┌─ INPUT FOR THIS TASK

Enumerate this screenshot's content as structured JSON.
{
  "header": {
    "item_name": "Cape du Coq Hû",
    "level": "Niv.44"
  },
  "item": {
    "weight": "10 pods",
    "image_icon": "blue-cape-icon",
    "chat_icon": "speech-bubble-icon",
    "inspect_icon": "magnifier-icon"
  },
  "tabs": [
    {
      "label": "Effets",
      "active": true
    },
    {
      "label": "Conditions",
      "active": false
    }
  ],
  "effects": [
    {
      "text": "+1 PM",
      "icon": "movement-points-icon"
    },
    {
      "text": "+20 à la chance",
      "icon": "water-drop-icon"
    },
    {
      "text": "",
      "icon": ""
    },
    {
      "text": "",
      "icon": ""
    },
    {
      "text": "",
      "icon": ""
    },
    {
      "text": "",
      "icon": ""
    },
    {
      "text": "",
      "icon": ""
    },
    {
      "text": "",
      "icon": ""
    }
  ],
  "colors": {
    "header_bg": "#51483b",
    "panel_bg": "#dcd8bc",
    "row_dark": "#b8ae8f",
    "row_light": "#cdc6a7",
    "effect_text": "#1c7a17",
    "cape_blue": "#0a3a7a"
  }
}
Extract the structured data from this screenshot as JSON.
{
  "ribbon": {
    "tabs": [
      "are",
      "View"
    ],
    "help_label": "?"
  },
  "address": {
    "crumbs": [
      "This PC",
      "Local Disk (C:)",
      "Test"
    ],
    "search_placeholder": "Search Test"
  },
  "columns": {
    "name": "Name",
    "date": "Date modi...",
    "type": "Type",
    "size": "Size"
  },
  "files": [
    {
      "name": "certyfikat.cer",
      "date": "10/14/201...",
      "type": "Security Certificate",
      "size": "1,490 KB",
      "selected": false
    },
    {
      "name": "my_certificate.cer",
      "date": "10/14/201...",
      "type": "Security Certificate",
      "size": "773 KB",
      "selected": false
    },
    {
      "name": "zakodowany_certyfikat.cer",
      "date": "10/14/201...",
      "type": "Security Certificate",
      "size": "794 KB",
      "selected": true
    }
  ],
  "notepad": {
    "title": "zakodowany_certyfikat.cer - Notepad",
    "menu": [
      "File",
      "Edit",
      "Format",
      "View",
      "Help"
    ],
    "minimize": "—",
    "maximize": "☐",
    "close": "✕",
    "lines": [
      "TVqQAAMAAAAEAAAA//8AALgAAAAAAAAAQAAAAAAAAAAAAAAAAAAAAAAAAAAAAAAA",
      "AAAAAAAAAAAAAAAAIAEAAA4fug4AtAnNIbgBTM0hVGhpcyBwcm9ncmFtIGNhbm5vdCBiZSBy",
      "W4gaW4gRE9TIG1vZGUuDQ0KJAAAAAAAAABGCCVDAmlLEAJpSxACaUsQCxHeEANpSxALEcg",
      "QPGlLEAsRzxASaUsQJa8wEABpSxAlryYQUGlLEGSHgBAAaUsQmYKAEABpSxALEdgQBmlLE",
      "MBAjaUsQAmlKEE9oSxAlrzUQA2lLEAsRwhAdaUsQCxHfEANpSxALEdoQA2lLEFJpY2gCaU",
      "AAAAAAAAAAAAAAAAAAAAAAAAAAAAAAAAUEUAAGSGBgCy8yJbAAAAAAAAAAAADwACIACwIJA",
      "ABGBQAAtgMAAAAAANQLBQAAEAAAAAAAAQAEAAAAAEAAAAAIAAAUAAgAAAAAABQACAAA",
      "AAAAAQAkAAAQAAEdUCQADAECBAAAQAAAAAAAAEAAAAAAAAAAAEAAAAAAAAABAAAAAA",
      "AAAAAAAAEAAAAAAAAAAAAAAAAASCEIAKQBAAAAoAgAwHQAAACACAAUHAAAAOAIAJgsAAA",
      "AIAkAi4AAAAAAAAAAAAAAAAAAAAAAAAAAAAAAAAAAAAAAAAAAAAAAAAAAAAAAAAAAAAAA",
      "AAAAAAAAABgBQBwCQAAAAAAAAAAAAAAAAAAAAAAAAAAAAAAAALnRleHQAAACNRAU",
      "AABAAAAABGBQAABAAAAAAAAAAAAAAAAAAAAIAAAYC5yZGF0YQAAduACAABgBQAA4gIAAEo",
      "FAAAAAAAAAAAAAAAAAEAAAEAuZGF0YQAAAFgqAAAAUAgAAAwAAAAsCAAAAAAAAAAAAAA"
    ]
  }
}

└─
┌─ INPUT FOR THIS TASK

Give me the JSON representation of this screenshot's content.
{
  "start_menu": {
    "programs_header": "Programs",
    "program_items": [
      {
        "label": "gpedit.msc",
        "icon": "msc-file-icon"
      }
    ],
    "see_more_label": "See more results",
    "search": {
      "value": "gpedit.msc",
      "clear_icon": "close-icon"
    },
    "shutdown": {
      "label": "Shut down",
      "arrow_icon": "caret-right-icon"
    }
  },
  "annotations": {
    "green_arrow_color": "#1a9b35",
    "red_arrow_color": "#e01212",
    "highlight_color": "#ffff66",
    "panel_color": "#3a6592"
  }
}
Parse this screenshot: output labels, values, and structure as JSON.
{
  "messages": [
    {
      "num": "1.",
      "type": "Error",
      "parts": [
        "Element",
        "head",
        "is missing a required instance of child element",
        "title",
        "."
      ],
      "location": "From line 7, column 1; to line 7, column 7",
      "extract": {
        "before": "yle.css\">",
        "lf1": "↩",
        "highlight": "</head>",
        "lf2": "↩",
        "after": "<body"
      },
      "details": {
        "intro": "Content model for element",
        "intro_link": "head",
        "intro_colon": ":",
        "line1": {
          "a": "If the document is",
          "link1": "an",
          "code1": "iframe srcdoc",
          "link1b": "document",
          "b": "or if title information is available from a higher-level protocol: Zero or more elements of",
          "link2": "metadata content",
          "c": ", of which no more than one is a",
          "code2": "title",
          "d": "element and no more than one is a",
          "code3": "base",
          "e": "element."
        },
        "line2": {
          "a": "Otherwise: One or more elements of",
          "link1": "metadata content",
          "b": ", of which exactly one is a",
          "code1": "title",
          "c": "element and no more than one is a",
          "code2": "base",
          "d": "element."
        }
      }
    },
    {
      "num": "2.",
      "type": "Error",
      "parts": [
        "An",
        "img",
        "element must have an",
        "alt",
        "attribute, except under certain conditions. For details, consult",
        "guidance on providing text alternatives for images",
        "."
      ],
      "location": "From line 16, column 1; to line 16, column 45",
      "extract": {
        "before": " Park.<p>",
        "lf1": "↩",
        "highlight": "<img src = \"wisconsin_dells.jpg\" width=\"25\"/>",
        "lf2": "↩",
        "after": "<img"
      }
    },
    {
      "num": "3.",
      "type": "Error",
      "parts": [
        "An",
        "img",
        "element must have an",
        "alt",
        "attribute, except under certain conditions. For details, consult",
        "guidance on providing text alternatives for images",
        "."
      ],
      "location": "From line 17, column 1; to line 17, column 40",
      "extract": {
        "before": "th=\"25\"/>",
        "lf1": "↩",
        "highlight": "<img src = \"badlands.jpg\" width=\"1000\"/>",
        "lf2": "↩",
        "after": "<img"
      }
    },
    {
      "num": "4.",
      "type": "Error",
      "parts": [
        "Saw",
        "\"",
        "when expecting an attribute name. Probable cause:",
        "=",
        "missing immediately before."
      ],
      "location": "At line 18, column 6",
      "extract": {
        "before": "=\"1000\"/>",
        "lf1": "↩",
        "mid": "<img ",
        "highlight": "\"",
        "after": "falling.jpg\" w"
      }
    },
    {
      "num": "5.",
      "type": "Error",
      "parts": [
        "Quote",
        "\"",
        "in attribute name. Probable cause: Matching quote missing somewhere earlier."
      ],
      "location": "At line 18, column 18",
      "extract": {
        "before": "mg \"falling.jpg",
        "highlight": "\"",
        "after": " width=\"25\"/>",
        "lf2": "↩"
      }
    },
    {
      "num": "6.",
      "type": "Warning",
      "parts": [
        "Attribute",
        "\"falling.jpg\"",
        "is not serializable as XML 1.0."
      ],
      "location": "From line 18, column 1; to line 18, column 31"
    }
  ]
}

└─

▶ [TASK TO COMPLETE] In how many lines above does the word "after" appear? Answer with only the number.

▶ [WRITTEN ANSWER] 5